*** Opening DATA RECORDS ***

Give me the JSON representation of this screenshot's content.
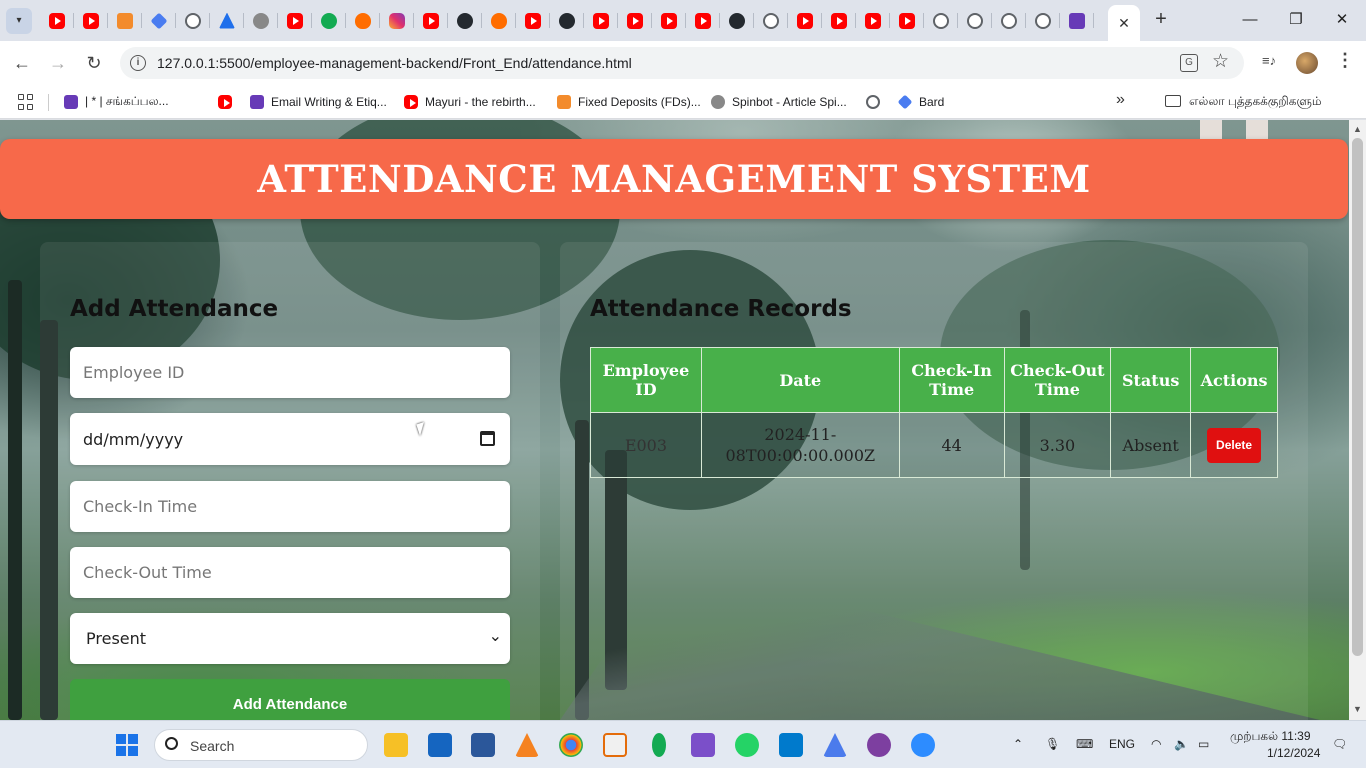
{
  "browser": {
    "tab_strip": {
      "favicons": [
        "yt",
        "yt",
        "sc",
        "diamond",
        "globe",
        "atl",
        "gray",
        "yt",
        "leaf",
        "flame",
        "ig",
        "yt",
        "gh",
        "flame",
        "yt",
        "gh",
        "yt",
        "yt",
        "yt",
        "yt",
        "gh",
        "globe",
        "yt",
        "yt",
        "yt",
        "yt",
        "globe",
        "globe",
        "globe",
        "globe",
        "form"
      ],
      "close_label": "✕",
      "new_tab_label": "+"
    },
    "window_controls": {
      "minimize": "—",
      "restore": "❐",
      "close": "✕"
    },
    "url": "127.0.0.1:5500/employee-management-backend/Front_End/attendance.html",
    "bookmarks": [
      {
        "label": "| * | சங்கப்பல...",
        "icon": "form"
      },
      {
        "label": "",
        "icon": "yt"
      },
      {
        "label": "Email Writing & Etiq...",
        "icon": "form"
      },
      {
        "label": "Mayuri - the rebirth...",
        "icon": "yt"
      },
      {
        "label": "Fixed Deposits (FDs)...",
        "icon": "sc"
      },
      {
        "label": "Spinbot - Article Spi...",
        "icon": "gray"
      },
      {
        "label": "",
        "icon": "globe"
      },
      {
        "label": "Bard",
        "icon": "diamond"
      }
    ],
    "bookmarks_more": "»",
    "all_bookmarks_label": "எல்லா புத்தகக்குறிகளும்"
  },
  "page": {
    "title": "ATTENDANCE MANAGEMENT SYSTEM",
    "form": {
      "heading": "Add Attendance",
      "employee_id_placeholder": "Employee ID",
      "date_placeholder": "dd/mm/yyyy",
      "checkin_placeholder": "Check-In Time",
      "checkout_placeholder": "Check-Out Time",
      "status_value": "Present",
      "submit_label": "Add Attendance"
    },
    "records": {
      "heading": "Attendance Records",
      "columns": [
        "Employee ID",
        "Date",
        "Check-In Time",
        "Check-Out Time",
        "Status",
        "Actions"
      ],
      "rows": [
        {
          "employee_id": "E003",
          "date": "2024-11-08T00:00:00.000Z",
          "check_in": "44",
          "check_out": "3.30",
          "status": "Absent",
          "action_label": "Delete"
        }
      ]
    }
  },
  "taskbar": {
    "search_label": "Search",
    "language": "ENG",
    "time": "முற்பகல் 11:39",
    "date": "1/12/2024"
  },
  "colors": {
    "banner": "#f7694a",
    "table_header": "#48b04a",
    "add_button": "#3fa03f",
    "delete_button": "#e01010"
  }
}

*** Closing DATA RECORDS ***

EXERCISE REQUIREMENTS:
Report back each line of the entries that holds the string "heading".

FINAL ANSWER:
      "heading": "Add Attendance",
      "heading": "Attendance Records",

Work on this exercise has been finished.